In 1987 the fastest car in the world didn't come from Ferrari, Lamborghini or Porsche. Though it looked like a Porsche, RUF's status as a manufacturer made the original CTR Yellowbird a model in its own right. Capable of 213 miles per hour at Nardo (officially, unofficially it could go even faster), the Yellowbird was an astonishing performer. Far from a one trick pony, the CTR was capable of an 8:05 Nordschleife lap thanks to upgraded suspension, brakes and lightweight aluminum bodywork.
Believe it or not, This is not a Porsche
This is not that car. This is a new sports car built and developed by RUF. Though powered by a RUF tuned variant of the familiar Porsche Mezger engine (producing some 700 HP and 649 lb-ft of torque), this new Yellowbird is completely technically distinct from any current Porsche model and the original CTR. This new car is built around a new Carbon Fiber tub developed in-house by RUF. The bodywork appears to be shared with last year's RUF-built 911 resto-mods which debuted at Geneva.
It features tubular steel front and rear crash structures with pushrod actuated suspension and center-lug variants of RUF's traditional Speedline wheels. Like the tub, the bodywork is also fully carbon fiber, which gives the all-new car a curb weight of 2640lbs. Surprisingly, all of these modern lightweight materials make the new car about 100 lbs heavier than the original, which featured a steel structure with aluminum bodywork. And while power is up more than 250 horsepower, the top speed has only increased marginally from 215 mph to 225 mph (still plenty damn fast). The 0-60 sprint is dispatched in 3.5 seconds or about two tenths faster than the 1987 original.
Obviously the numbers do not tell the whole story. The new car's sophisticated suspension and stiff structure may make this a much more civilized car than its predecessor. It's really hard to emphasize how far tire and damping technology have come in thirty years, and on balance it does appear that this car was not intended to be the record-smashing monster that its predecessor was.

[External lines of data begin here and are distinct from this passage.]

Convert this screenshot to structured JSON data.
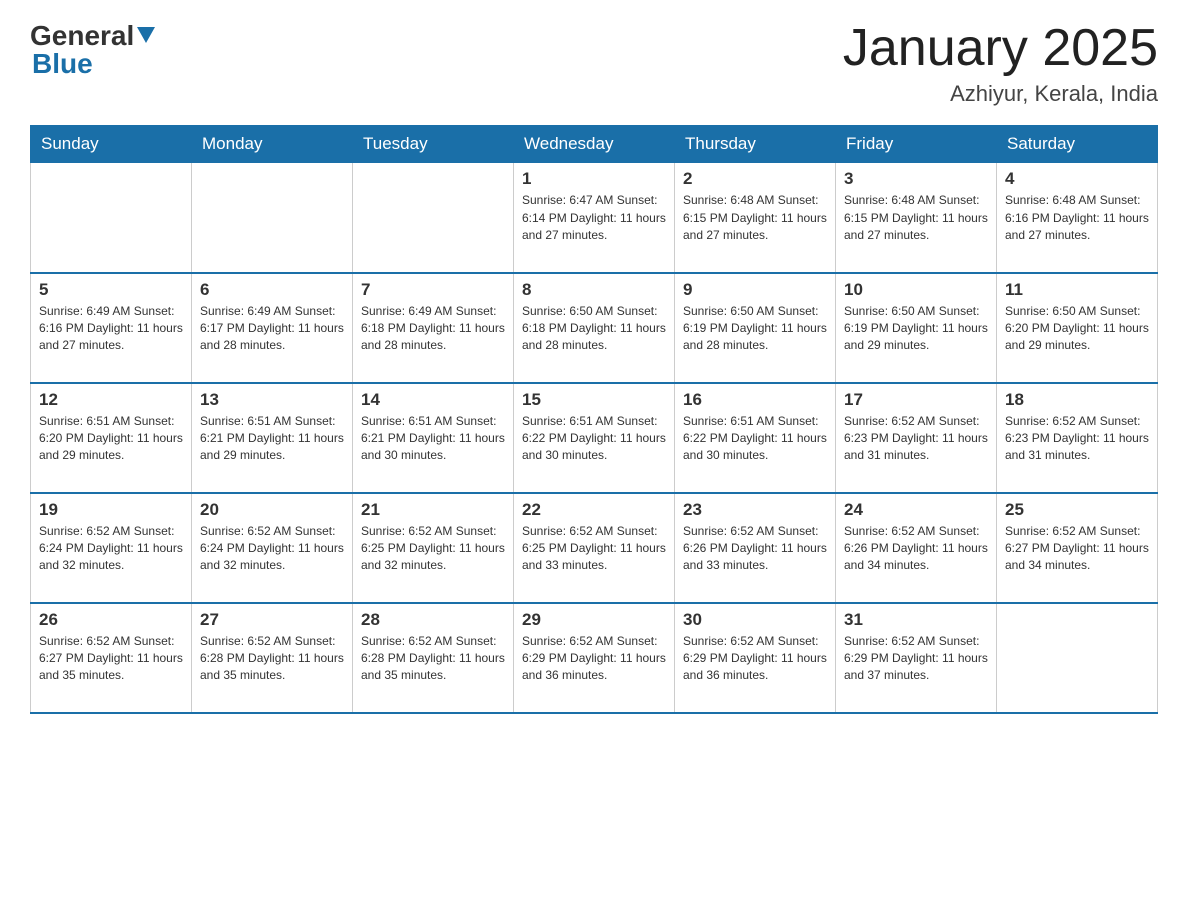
{
  "header": {
    "logo_general": "General",
    "logo_blue": "Blue",
    "month_title": "January 2025",
    "location": "Azhiyur, Kerala, India"
  },
  "weekdays": [
    "Sunday",
    "Monday",
    "Tuesday",
    "Wednesday",
    "Thursday",
    "Friday",
    "Saturday"
  ],
  "weeks": [
    [
      {
        "day": "",
        "info": ""
      },
      {
        "day": "",
        "info": ""
      },
      {
        "day": "",
        "info": ""
      },
      {
        "day": "1",
        "info": "Sunrise: 6:47 AM\nSunset: 6:14 PM\nDaylight: 11 hours and 27 minutes."
      },
      {
        "day": "2",
        "info": "Sunrise: 6:48 AM\nSunset: 6:15 PM\nDaylight: 11 hours and 27 minutes."
      },
      {
        "day": "3",
        "info": "Sunrise: 6:48 AM\nSunset: 6:15 PM\nDaylight: 11 hours and 27 minutes."
      },
      {
        "day": "4",
        "info": "Sunrise: 6:48 AM\nSunset: 6:16 PM\nDaylight: 11 hours and 27 minutes."
      }
    ],
    [
      {
        "day": "5",
        "info": "Sunrise: 6:49 AM\nSunset: 6:16 PM\nDaylight: 11 hours and 27 minutes."
      },
      {
        "day": "6",
        "info": "Sunrise: 6:49 AM\nSunset: 6:17 PM\nDaylight: 11 hours and 28 minutes."
      },
      {
        "day": "7",
        "info": "Sunrise: 6:49 AM\nSunset: 6:18 PM\nDaylight: 11 hours and 28 minutes."
      },
      {
        "day": "8",
        "info": "Sunrise: 6:50 AM\nSunset: 6:18 PM\nDaylight: 11 hours and 28 minutes."
      },
      {
        "day": "9",
        "info": "Sunrise: 6:50 AM\nSunset: 6:19 PM\nDaylight: 11 hours and 28 minutes."
      },
      {
        "day": "10",
        "info": "Sunrise: 6:50 AM\nSunset: 6:19 PM\nDaylight: 11 hours and 29 minutes."
      },
      {
        "day": "11",
        "info": "Sunrise: 6:50 AM\nSunset: 6:20 PM\nDaylight: 11 hours and 29 minutes."
      }
    ],
    [
      {
        "day": "12",
        "info": "Sunrise: 6:51 AM\nSunset: 6:20 PM\nDaylight: 11 hours and 29 minutes."
      },
      {
        "day": "13",
        "info": "Sunrise: 6:51 AM\nSunset: 6:21 PM\nDaylight: 11 hours and 29 minutes."
      },
      {
        "day": "14",
        "info": "Sunrise: 6:51 AM\nSunset: 6:21 PM\nDaylight: 11 hours and 30 minutes."
      },
      {
        "day": "15",
        "info": "Sunrise: 6:51 AM\nSunset: 6:22 PM\nDaylight: 11 hours and 30 minutes."
      },
      {
        "day": "16",
        "info": "Sunrise: 6:51 AM\nSunset: 6:22 PM\nDaylight: 11 hours and 30 minutes."
      },
      {
        "day": "17",
        "info": "Sunrise: 6:52 AM\nSunset: 6:23 PM\nDaylight: 11 hours and 31 minutes."
      },
      {
        "day": "18",
        "info": "Sunrise: 6:52 AM\nSunset: 6:23 PM\nDaylight: 11 hours and 31 minutes."
      }
    ],
    [
      {
        "day": "19",
        "info": "Sunrise: 6:52 AM\nSunset: 6:24 PM\nDaylight: 11 hours and 32 minutes."
      },
      {
        "day": "20",
        "info": "Sunrise: 6:52 AM\nSunset: 6:24 PM\nDaylight: 11 hours and 32 minutes."
      },
      {
        "day": "21",
        "info": "Sunrise: 6:52 AM\nSunset: 6:25 PM\nDaylight: 11 hours and 32 minutes."
      },
      {
        "day": "22",
        "info": "Sunrise: 6:52 AM\nSunset: 6:25 PM\nDaylight: 11 hours and 33 minutes."
      },
      {
        "day": "23",
        "info": "Sunrise: 6:52 AM\nSunset: 6:26 PM\nDaylight: 11 hours and 33 minutes."
      },
      {
        "day": "24",
        "info": "Sunrise: 6:52 AM\nSunset: 6:26 PM\nDaylight: 11 hours and 34 minutes."
      },
      {
        "day": "25",
        "info": "Sunrise: 6:52 AM\nSunset: 6:27 PM\nDaylight: 11 hours and 34 minutes."
      }
    ],
    [
      {
        "day": "26",
        "info": "Sunrise: 6:52 AM\nSunset: 6:27 PM\nDaylight: 11 hours and 35 minutes."
      },
      {
        "day": "27",
        "info": "Sunrise: 6:52 AM\nSunset: 6:28 PM\nDaylight: 11 hours and 35 minutes."
      },
      {
        "day": "28",
        "info": "Sunrise: 6:52 AM\nSunset: 6:28 PM\nDaylight: 11 hours and 35 minutes."
      },
      {
        "day": "29",
        "info": "Sunrise: 6:52 AM\nSunset: 6:29 PM\nDaylight: 11 hours and 36 minutes."
      },
      {
        "day": "30",
        "info": "Sunrise: 6:52 AM\nSunset: 6:29 PM\nDaylight: 11 hours and 36 minutes."
      },
      {
        "day": "31",
        "info": "Sunrise: 6:52 AM\nSunset: 6:29 PM\nDaylight: 11 hours and 37 minutes."
      },
      {
        "day": "",
        "info": ""
      }
    ]
  ]
}
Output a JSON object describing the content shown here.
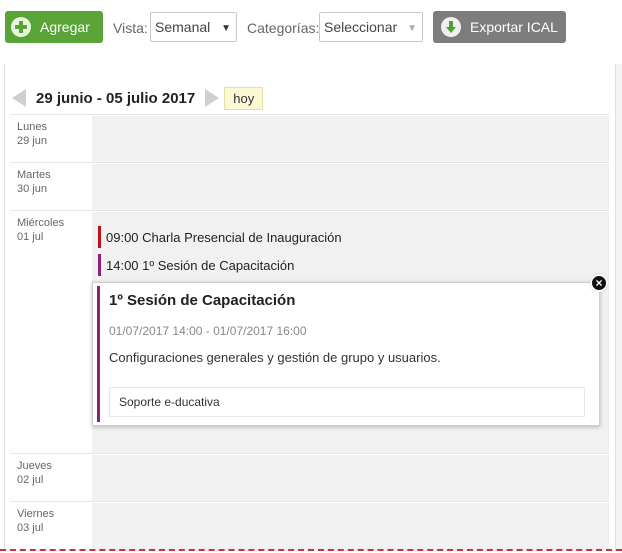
{
  "toolbar": {
    "add_label": "Agregar",
    "vista_label": "Vista:",
    "vista_value": "Semanal",
    "categorias_label": "Categorías:",
    "categorias_value": "Seleccionar",
    "export_label": "Exportar ICAL"
  },
  "nav": {
    "range": "29 junio - 05 julio 2017",
    "today": "hoy"
  },
  "days": [
    {
      "name": "Lunes",
      "date": "29 jun"
    },
    {
      "name": "Martes",
      "date": "30 jun"
    },
    {
      "name": "Miércoles",
      "date": "01 jul"
    },
    {
      "name": "Jueves",
      "date": "02 jul"
    },
    {
      "name": "Viernes",
      "date": "03 jul"
    }
  ],
  "events": [
    {
      "time": "09:00",
      "title": "Charla Presencial de Inauguración",
      "color": "#c0121b"
    },
    {
      "time": "14:00",
      "title": "1º Sesión de Capacitación",
      "color": "#8e1f7d"
    }
  ],
  "popup": {
    "title": "1º Sesión de Capacitación",
    "dates": "01/07/2017 14:00 - 01/07/2017 16:00",
    "description": "Configuraciones generales y gestión de grupo y usuarios.",
    "category": "Soporte e-ducativa",
    "close": "×",
    "accent": "#8e1f7d"
  },
  "icons": {
    "add": "plus-icon",
    "export": "download-icon",
    "prev": "triangle-left-icon",
    "next": "triangle-right-icon",
    "close": "close-icon"
  },
  "colors": {
    "add_button": "#5aa437",
    "export_button": "#7d7d7d",
    "today_bg": "#fdf8d4"
  }
}
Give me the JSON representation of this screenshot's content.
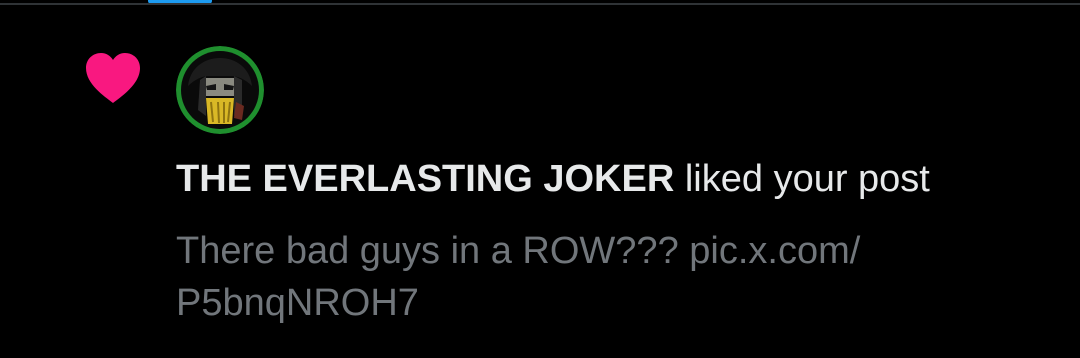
{
  "notification": {
    "type_icon": "heart-icon",
    "user_name": "THE EVERLASTING JOKER",
    "action_text": " liked your post",
    "post_text": "There bad guys in a ROW??? pic.x.com/",
    "post_link": "P5bnqNROH7"
  },
  "colors": {
    "background": "#000000",
    "heart": "#f91880",
    "primary_text": "#e7e9ea",
    "secondary_text": "#71767b",
    "accent": "#1d9bf0",
    "avatar_ring": "#1f8f2e"
  }
}
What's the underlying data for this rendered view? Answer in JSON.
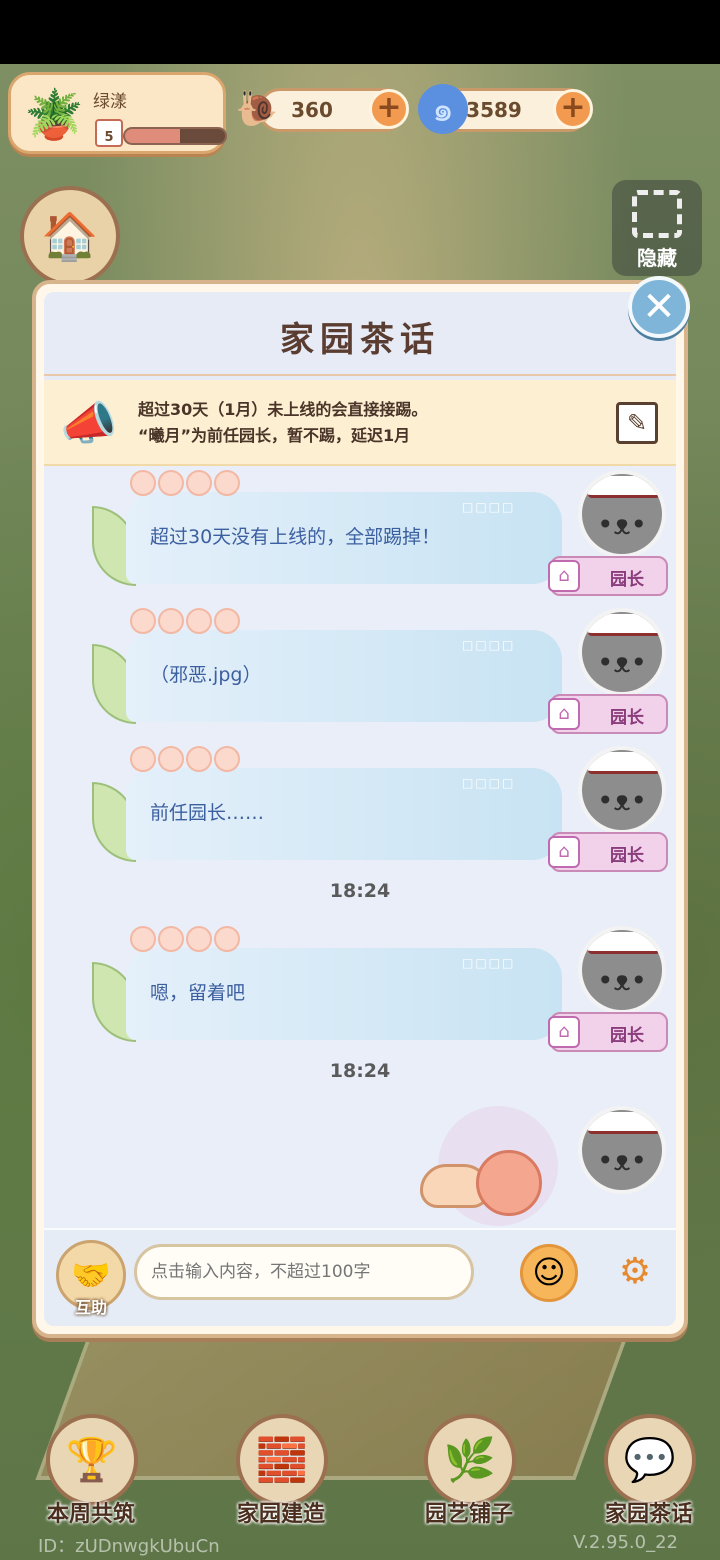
{
  "player": {
    "name": "绿漾",
    "level": "5",
    "xp_fraction": 0.55
  },
  "currencies": [
    {
      "icon": "snail-coin-icon",
      "amount": "360"
    },
    {
      "icon": "blue-swirl-gem-icon",
      "amount": "3589"
    }
  ],
  "side": {
    "hide_label": "隐藏"
  },
  "dialog": {
    "title": "家园茶话",
    "notice_line1": "超过30天（1月）未上线的会直接接踢。",
    "notice_line2": "“曦月”为前任园长，暂不踢，延迟1月",
    "messages": [
      {
        "text": "超过30天没有上线的，全部踢掉！",
        "role": "园长",
        "dots": "□□□□"
      },
      {
        "text": "（邪恶.jpg）",
        "role": "园长",
        "dots": "□□□□"
      },
      {
        "text": "前任园长……",
        "role": "园长",
        "dots": "□□□□"
      },
      {
        "text": "嗯，留着吧",
        "role": "园长",
        "dots": "□□□□"
      }
    ],
    "timestamps": [
      "18:24",
      "18:24"
    ],
    "input_placeholder": "点击输入内容，不超过100字",
    "help_label": "互助"
  },
  "bottom_nav": [
    {
      "label": "本周共筑",
      "icon": "podium-icon"
    },
    {
      "label": "家园建造",
      "icon": "brick-trowel-icon"
    },
    {
      "label": "园艺铺子",
      "icon": "flower-basket-icon"
    },
    {
      "label": "家园茶话",
      "icon": "chat-bubbles-icon"
    }
  ],
  "footer": {
    "id": "ID：zUDnwgkUbuCn",
    "version": "V.2.95.0_22"
  }
}
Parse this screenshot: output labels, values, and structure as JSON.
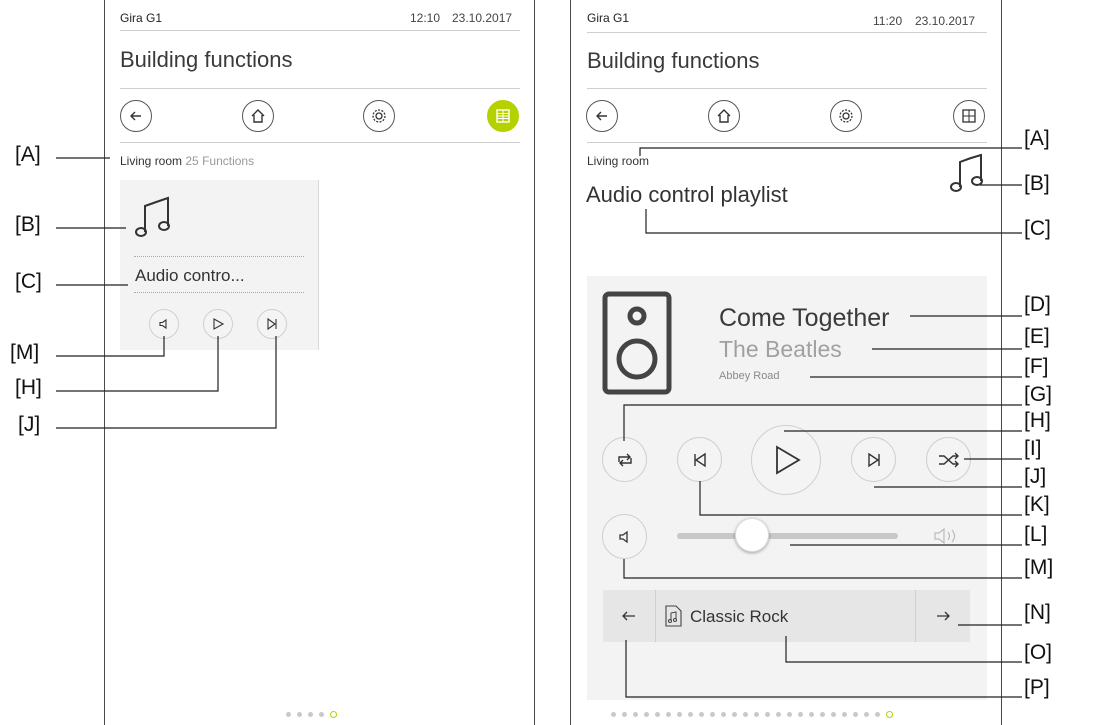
{
  "left": {
    "device": "Gira G1",
    "time": "12:10",
    "date": "23.10.2017",
    "title": "Building functions",
    "room": "Living room",
    "count": "25",
    "functions_label": "Functions",
    "tile_label": "Audio contro..."
  },
  "right": {
    "device": "Gira G1",
    "time": "11:20",
    "date": "23.10.2017",
    "title": "Building functions",
    "room": "Living room",
    "function_title": "Audio control playlist",
    "song": "Come Together",
    "artist": "The Beatles",
    "album": "Abbey Road",
    "playlist": "Classic Rock",
    "volume_level": 0.34
  },
  "labels": {
    "A": "[A]",
    "B": "[B]",
    "C": "[C]",
    "D": "[D]",
    "E": "[E]",
    "F": "[F]",
    "G": "[G]",
    "H": "[H]",
    "I": "[I]",
    "J": "[J]",
    "K": "[K]",
    "L": "[L]",
    "M": "[M]",
    "N": "[N]",
    "O": "[O]",
    "P": "[P]"
  },
  "colors": {
    "accent": "#b5d200",
    "panel": "#f3f3f3",
    "text": "#3c3c3c",
    "muted": "#9a9a9a"
  }
}
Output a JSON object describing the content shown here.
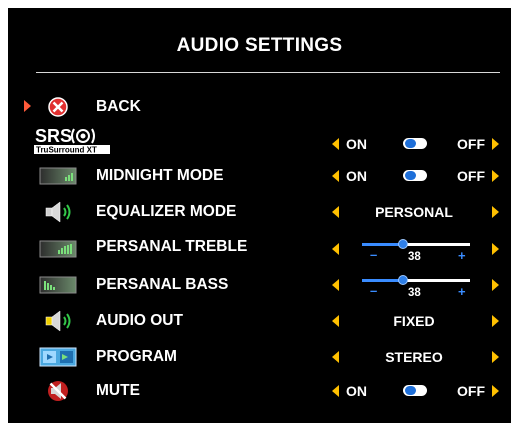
{
  "title": "AUDIO SETTINGS",
  "colors": {
    "background": "#000000",
    "text": "#ffffff",
    "arrow": "#ffc000",
    "accent": "#3a8cff",
    "selection_arrow": "#ff5a3a"
  },
  "menu": {
    "back": {
      "label": "BACK",
      "icon": "back-icon"
    },
    "srs": {
      "logo_text": "SRS",
      "logo_sub": "TruSurround XT",
      "on_label": "ON",
      "off_label": "OFF",
      "state": "off",
      "icon": "srs-logo"
    },
    "midnight": {
      "label": "MIDNIGHT MODE",
      "on_label": "ON",
      "off_label": "OFF",
      "state": "off",
      "icon": "midnight-mode-icon"
    },
    "equalizer": {
      "label": "EQUALIZER MODE",
      "value": "PERSONAL",
      "icon": "speaker-icon"
    },
    "treble": {
      "label": "PERSANAL TREBLE",
      "value": "38",
      "level": 0.38,
      "minus": "–",
      "plus": "+",
      "icon": "treble-icon"
    },
    "bass": {
      "label": "PERSANAL BASS",
      "value": "38",
      "level": 0.38,
      "minus": "–",
      "plus": "+",
      "icon": "bass-icon"
    },
    "audio_out": {
      "label": "AUDIO OUT",
      "value": "FIXED",
      "icon": "audio-out-icon"
    },
    "program": {
      "label": "PROGRAM",
      "value": "STEREO",
      "icon": "program-icon"
    },
    "mute": {
      "label": "MUTE",
      "on_label": "ON",
      "off_label": "OFF",
      "state": "off",
      "icon": "mute-icon"
    }
  }
}
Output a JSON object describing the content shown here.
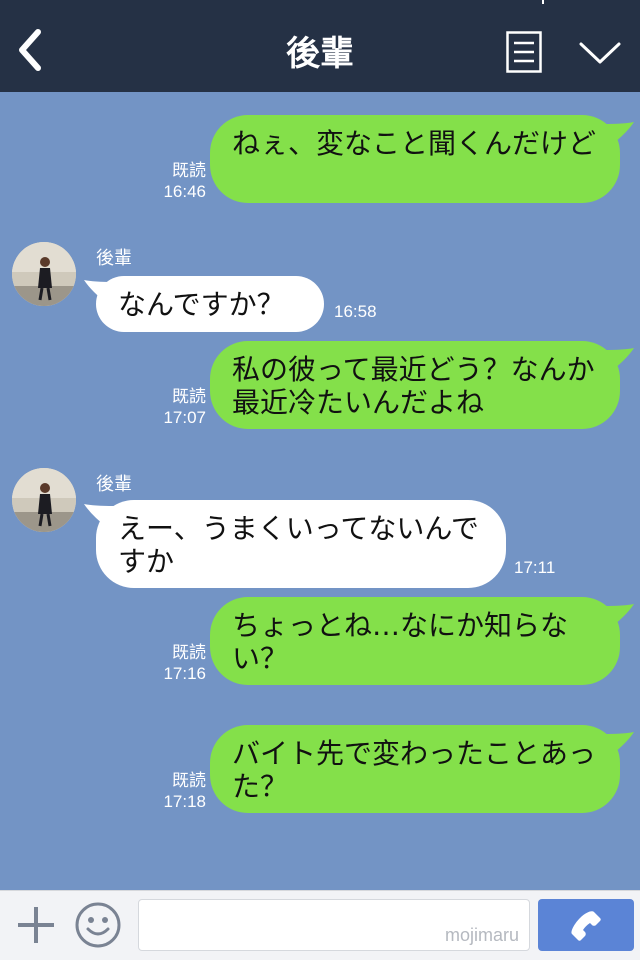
{
  "header": {
    "title": "後輩"
  },
  "messages": [
    {
      "dir": "out",
      "text": "ねぇ、変なこと聞くんだけど",
      "read": "既読",
      "time": "16:46"
    },
    {
      "dir": "in",
      "sender": "後輩",
      "text": "なんですか？",
      "time": "16:58"
    },
    {
      "dir": "out",
      "text": "私の彼って最近どう？なんか最近冷たいんだよね",
      "read": "既読",
      "time": "17:07"
    },
    {
      "dir": "in",
      "sender": "後輩",
      "text": "えー、うまくいってないんですか",
      "time": "17:11"
    },
    {
      "dir": "out",
      "text": "ちょっとね…なにか知らない？",
      "read": "既読",
      "time": "17:16"
    },
    {
      "dir": "out",
      "text": "バイト先で変わったことあった？",
      "read": "既読",
      "time": "17:18"
    }
  ],
  "footer": {
    "watermark": "mojimaru"
  },
  "colors": {
    "header_bg": "#253145",
    "chat_bg": "#7394c5",
    "outgoing_bubble": "#84e04a",
    "incoming_bubble": "#ffffff",
    "call_button": "#5b84d6"
  },
  "icons": {
    "back": "back-chevron-icon",
    "menu": "menu-list-icon",
    "collapse": "chevron-down-icon",
    "add": "plus-icon",
    "emoji": "smiley-icon",
    "call": "phone-icon"
  }
}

Like the original, production will be limited to about thirty units (29 original CTRs were made by RUF, though more were converted from customer cars later). RUF is a registered automaker recognized by the NTHSA and EPA, so it is possible that some of these 750,000EUR/~$793,000USD cars will find their way stateside.